Retype the line containing "Serialize everything readable" and each later line through the end of the listing, exactly as written, with no other lines.

» Information shown:
_ _ _ _
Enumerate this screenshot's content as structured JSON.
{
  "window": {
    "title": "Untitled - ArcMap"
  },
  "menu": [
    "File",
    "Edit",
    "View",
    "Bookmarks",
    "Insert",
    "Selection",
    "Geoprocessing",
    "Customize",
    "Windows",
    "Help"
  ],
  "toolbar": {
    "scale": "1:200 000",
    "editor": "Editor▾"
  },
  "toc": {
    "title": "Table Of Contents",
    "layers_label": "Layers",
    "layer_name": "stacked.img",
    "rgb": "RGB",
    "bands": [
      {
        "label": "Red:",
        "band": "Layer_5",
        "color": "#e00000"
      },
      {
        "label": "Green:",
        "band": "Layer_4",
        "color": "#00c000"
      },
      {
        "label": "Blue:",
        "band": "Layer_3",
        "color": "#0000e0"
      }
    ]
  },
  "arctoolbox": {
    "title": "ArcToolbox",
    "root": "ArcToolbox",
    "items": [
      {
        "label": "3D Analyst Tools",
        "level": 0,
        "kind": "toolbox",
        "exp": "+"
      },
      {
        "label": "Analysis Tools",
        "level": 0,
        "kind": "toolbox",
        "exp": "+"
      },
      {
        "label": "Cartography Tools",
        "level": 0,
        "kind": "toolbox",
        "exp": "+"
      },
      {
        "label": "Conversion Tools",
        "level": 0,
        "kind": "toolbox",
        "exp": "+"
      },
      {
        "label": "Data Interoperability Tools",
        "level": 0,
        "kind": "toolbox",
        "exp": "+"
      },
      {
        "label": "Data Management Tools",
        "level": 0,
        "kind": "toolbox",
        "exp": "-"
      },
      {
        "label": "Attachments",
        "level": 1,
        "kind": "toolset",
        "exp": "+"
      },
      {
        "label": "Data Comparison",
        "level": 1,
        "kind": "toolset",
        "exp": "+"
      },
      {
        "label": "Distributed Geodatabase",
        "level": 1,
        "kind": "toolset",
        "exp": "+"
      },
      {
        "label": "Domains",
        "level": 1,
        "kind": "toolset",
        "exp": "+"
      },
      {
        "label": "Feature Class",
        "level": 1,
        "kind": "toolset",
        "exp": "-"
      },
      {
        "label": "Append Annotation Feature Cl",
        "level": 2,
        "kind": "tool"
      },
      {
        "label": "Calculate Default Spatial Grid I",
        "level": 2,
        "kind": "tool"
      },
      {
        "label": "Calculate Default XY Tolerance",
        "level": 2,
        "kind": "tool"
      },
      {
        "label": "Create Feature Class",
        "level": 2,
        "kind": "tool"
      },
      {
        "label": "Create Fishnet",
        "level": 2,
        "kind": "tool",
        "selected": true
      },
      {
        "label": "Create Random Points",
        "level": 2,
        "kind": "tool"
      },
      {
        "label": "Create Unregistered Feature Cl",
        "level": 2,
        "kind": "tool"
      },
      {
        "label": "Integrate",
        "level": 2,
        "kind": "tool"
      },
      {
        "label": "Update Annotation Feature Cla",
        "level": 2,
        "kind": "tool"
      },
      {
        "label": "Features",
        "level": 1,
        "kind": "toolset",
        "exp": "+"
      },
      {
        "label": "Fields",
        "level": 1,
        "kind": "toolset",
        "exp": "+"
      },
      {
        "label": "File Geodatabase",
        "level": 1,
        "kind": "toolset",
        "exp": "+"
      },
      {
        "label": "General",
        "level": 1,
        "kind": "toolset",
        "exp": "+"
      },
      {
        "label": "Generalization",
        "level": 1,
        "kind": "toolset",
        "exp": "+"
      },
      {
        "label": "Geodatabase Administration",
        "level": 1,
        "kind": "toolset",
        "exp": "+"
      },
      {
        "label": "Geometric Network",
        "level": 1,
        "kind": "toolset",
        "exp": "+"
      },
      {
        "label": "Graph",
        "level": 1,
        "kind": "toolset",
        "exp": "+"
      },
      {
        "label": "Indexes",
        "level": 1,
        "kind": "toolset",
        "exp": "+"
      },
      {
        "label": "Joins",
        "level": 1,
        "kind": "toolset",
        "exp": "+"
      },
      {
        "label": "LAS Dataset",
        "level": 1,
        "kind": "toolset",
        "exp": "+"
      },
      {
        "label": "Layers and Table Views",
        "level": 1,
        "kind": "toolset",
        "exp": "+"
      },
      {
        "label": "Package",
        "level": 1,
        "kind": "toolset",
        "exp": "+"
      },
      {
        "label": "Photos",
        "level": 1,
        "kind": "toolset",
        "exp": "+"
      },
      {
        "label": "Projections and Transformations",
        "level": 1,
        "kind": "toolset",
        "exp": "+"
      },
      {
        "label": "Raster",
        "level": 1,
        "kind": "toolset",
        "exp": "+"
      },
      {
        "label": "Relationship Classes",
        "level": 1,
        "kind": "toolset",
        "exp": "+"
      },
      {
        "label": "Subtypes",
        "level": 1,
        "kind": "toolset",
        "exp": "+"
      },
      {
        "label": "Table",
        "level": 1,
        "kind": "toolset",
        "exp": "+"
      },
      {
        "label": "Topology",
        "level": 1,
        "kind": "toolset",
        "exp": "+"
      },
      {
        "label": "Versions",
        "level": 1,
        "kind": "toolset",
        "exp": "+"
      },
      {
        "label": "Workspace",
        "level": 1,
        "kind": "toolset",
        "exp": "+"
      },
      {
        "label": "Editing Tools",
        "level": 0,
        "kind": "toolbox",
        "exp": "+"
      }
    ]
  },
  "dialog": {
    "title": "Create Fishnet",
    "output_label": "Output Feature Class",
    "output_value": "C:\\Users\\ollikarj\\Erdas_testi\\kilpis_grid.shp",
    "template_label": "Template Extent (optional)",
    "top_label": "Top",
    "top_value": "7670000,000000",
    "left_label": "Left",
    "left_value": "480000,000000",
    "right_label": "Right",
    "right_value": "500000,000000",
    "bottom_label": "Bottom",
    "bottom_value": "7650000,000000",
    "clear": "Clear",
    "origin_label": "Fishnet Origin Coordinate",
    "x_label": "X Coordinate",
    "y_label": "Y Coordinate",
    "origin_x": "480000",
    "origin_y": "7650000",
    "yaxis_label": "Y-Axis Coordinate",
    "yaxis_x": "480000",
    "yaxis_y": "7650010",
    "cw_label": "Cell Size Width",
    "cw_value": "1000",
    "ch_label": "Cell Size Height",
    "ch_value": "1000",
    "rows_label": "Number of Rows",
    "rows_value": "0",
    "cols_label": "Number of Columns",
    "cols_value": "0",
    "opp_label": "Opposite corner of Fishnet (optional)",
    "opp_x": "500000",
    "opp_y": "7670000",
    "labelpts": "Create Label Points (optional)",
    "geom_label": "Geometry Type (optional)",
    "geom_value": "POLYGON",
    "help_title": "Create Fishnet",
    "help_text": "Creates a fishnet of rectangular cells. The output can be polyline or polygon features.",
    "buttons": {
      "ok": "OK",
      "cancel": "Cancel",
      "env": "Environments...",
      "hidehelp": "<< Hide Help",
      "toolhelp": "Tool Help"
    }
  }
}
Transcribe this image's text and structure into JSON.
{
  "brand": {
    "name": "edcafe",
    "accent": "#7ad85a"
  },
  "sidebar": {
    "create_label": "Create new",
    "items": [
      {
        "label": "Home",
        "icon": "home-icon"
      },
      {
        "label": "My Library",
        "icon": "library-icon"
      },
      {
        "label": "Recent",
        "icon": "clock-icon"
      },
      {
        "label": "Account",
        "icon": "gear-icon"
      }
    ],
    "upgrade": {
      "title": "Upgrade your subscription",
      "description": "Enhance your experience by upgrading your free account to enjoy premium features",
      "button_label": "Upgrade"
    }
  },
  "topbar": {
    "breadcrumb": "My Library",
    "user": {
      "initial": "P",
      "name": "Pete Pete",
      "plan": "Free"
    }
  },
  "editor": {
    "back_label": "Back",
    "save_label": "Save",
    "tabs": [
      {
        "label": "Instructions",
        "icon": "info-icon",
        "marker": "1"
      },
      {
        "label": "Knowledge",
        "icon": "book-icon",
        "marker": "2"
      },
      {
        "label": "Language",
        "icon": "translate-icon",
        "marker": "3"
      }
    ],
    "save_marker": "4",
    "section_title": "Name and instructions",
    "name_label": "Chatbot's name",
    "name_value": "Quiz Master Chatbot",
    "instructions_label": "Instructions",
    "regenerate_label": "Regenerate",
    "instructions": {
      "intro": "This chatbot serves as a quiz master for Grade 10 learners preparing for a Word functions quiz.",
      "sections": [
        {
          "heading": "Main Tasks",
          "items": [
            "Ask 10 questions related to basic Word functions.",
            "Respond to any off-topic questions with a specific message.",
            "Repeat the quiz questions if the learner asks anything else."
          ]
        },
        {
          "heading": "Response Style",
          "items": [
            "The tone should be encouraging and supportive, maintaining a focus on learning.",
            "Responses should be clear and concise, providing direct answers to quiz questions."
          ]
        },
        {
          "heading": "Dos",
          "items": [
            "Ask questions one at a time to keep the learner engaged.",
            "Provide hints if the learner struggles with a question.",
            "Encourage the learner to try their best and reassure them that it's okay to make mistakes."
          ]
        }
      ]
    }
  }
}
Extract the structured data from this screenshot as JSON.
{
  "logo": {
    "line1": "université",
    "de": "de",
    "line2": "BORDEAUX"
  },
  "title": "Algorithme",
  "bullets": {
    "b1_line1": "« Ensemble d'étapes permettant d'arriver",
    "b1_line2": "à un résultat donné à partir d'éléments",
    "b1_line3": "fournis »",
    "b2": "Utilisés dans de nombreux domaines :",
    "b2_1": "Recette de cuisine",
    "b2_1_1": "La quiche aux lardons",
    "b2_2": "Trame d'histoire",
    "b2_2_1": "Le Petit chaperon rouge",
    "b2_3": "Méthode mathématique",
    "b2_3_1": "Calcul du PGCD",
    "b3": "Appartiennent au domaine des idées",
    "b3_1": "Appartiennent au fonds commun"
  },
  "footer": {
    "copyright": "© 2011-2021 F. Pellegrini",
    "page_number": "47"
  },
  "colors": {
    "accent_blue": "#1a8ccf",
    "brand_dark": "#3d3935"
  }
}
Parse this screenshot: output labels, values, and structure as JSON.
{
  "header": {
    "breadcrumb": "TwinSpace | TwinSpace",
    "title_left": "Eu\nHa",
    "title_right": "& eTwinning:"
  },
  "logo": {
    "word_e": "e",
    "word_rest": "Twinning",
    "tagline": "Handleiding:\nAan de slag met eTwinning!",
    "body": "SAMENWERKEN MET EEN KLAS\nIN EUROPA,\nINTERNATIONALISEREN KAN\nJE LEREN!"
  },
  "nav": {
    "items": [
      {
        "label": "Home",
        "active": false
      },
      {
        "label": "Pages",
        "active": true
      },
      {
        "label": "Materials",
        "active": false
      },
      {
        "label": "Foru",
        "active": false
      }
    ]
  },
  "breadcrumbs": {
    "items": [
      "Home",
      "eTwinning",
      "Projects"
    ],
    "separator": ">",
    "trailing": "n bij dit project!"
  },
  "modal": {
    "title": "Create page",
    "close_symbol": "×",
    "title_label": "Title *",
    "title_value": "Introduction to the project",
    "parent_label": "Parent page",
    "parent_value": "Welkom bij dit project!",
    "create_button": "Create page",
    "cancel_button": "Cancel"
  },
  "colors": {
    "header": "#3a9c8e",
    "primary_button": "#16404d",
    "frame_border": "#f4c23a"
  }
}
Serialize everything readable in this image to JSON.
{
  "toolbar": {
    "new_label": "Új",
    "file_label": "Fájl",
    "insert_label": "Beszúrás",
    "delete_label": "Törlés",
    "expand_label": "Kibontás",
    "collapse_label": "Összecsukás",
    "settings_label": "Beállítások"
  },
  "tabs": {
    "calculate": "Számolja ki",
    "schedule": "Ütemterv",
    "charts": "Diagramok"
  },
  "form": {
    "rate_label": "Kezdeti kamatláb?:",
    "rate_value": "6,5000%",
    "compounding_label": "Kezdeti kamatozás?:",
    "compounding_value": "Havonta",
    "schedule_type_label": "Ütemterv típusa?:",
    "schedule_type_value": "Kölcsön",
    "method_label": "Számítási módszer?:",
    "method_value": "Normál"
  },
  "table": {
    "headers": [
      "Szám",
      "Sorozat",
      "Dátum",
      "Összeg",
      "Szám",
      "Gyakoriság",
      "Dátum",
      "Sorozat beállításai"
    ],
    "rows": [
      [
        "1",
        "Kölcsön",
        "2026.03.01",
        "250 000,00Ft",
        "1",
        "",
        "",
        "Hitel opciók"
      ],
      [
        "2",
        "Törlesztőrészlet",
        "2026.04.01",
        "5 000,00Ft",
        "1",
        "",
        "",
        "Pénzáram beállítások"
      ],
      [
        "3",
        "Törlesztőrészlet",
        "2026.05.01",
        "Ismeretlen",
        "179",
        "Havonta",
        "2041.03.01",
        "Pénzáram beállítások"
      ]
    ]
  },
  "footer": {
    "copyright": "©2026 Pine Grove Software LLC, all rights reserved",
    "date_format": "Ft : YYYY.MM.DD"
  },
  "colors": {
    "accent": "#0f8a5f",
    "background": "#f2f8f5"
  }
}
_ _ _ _
» Exercise answer:
Serialize everything readable in this image to JSON.
{
  "toolbar": {
    "new_label": "Új",
    "file_label": "Fájl",
    "insert_label": "Beszúrás",
    "delete_label": "Törlés",
    "expand_label": "Kibontás",
    "collapse_label": "Összecsukás",
    "settings_label": "Beállítások"
  },
  "tabs": {
    "calculate": "Számolja ki",
    "schedule": "Ütemterv",
    "charts": "Diagramok"
  },
  "form": {
    "rate_label": "Kezdeti kamatláb?:",
    "rate_value": "6,5000%",
    "compounding_label": "Kezdeti kamatozás?:",
    "compounding_value": "Havonta",
    "schedule_type_label": "Ütemterv típusa?:",
    "schedule_type_value": "Kölcsön",
    "method_label": "Számítási módszer?:",
    "method_value": "Normál"
  },
  "table": {
    "headers": [
      "Szám",
      "Sorozat",
      "Dátum",
      "Összeg",
      "Szám",
      "Gyakoriság",
      "Dátum",
      "Sorozat beállításai"
    ],
    "rows": [
      [
        "1",
        "Kölcsön",
        "2026.03.01",
        "250 000,00Ft",
        "1",
        "",
        "",
        "Hitel opciók"
      ],
      [
        "2",
        "Törlesztőrészlet",
        "2026.04.01",
        "5 000,00Ft",
        "1",
        "",
        "",
        "Pénzáram beállítások"
      ],
      [
        "3",
        "Törlesztőrészlet",
        "2026.05.01",
        "Ismeretlen",
        "179",
        "Havonta",
        "2041.03.01",
        "Pénzáram beállítások"
      ]
    ]
  },
  "footer": {
    "copyright": "©2026 Pine Grove Software LLC, all rights reserved",
    "date_format": "Ft : YYYY.MM.DD"
  },
  "colors": {
    "accent": "#0f8a5f",
    "background": "#f2f8f5"
  }
}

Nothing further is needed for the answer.